Patina

Our knives are made from high-carbon steel which will grey with use (this coloration is called the patina, and the pattern will be unique to your knife). The patina will become a protective layer for the blade and will help prevent rust and oxidation.

Until the patina is developed by your first few days of hard use or first bag of onions, the steel will cause minor discoloration on some vegetables and may produce a slight smell with acidic foods, like onions or pineapple. This is normal and can be mediated by placing the cut pieces in water or lightly oiling the knife before cutting. Wipe the blade routinely while you cut acidic foods, particularly until the patina is fully formed.  The patina will narrate your food story to everyone who sees the blade. A knife used primarliy on meat has a thin almost translucent hue while a vegetable knife will develop bold patches and stripes. The blade above shows both.

General Care

Wipe or rinse and then dry the blade immediately after use. Allowing the knife to remain wet or dirty for an extended period will cause the knife to rust.

For safety and ease of maintenance store your knife on a magnetic rack or block where it will dry quickly. Damp drawers are not good for knives as the edges get beat up and dulled, the steel can rust, and searching fingers can get cut. Leather sheaths and wooden sayas also are not best for long-term storage.

Use wood or plastic cutting boards - end grain wood is best. Glass, ceramic, granite, and the like will dull any knife very quickly.
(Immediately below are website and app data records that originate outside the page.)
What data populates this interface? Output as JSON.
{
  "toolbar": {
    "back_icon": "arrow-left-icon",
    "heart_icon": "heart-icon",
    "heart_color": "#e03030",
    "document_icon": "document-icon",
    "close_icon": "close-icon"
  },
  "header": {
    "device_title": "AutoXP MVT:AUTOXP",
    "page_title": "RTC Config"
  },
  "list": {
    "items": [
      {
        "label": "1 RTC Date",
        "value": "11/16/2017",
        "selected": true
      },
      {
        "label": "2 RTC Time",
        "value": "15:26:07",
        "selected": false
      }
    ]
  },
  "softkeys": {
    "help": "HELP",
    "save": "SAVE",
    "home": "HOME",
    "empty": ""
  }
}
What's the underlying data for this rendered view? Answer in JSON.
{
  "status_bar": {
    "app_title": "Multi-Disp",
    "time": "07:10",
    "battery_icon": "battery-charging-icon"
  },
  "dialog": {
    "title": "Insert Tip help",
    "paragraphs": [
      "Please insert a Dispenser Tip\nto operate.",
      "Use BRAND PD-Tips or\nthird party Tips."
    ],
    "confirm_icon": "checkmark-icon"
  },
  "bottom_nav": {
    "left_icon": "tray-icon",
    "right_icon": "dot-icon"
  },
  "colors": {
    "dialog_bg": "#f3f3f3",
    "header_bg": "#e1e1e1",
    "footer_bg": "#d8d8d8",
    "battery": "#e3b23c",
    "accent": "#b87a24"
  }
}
For sheathed knives, regularly oil, wax, or silicone treat the blade and do not store in places like attics or basements where humidity fluctuates. Regular use is the best thing you can do to keep the knife in good condition. If you are going to store a knife for a long period, oil it well and leave it out of its sheath as leather can absorb moisture and could cause rust. 

Don't put your knife in a dishwasher. As the matter of fact, don't even let your knife see the door of your dishwasher open. Dishwashers force movement of handle materials and blunt edges. They are bad for your knife.
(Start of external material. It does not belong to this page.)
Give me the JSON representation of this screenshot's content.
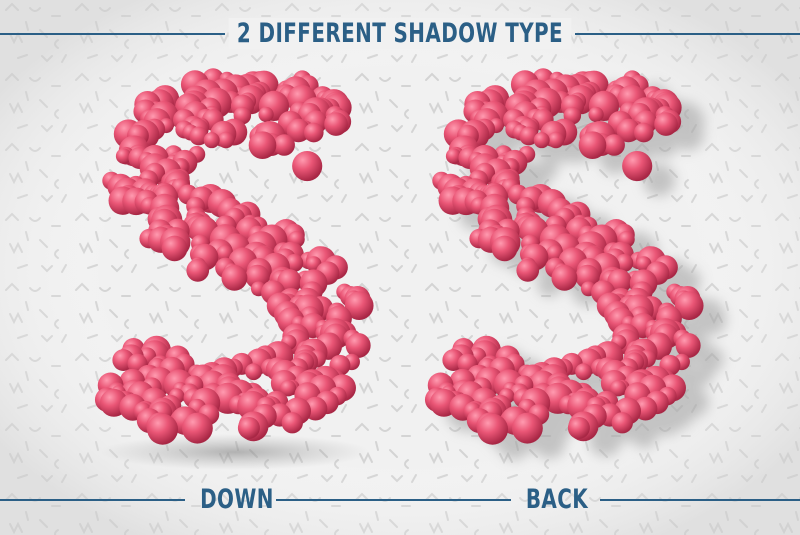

Sharpening

There are many good guides on knife sharpening on the web and in print. We prefer traditional waterstones in a 1000-6000-strop sequence, though there are other good sharpening systems.

For regular touchups we suggest a superfine ceramic steel (1500 grit or finer) which are relatively inexpensive. This combined with very occasional whetstone sharpening will keep your knives humming with very little time expenditure. 

Do not use serrated sharpening steels. The serrations cause microserrations in the blade and make the knife seem sharp temporarily but in the end will cause it significant damage due to the fact they remove too much metal. Smooth and superfine ceramic sharpening steels are fine. A leather strop will also perform admirably.

We will sharpen, clean or repair any of our knives free of charge as long as you arrange transportation to us.

If a knife rusts

If you stored a knife in a wet sheath or left it in the sink overnight, don’t worry, rust is rarely bad enough to be an issue. Use either a scotchbrite pad, Flitz polish, a rust eraser, steel wool, (or if in the woods, very fine silt in a stream) and simply lightly polish the blade. The dark grey oxidation that is left, unless there is pitting, is harmless and adds to the story. Take care to place the blade on a secure surface like the side of the sink or the countertop while you are removing the rust

Handles

For our handles made of natural materials such as wood or antler, avoid soaking or prolonged wetting/drying. If a handle looks dry and dull, refresh it with Danish Oil, butcher block oils, Teak Oil, and other penetrating wood oils. If rough edges or joints develop from shrink/swell of handle materials you can steel wool or lightly sand the joint or handle.

If the shrink/swell of the materials breaks a glued joint, either return the knife to us for repair or apply a small amount superglue to the crack. The glue will penetrate, seal, and fill the crack.  Then, lightly sand until the repair is no longer visible on the surface.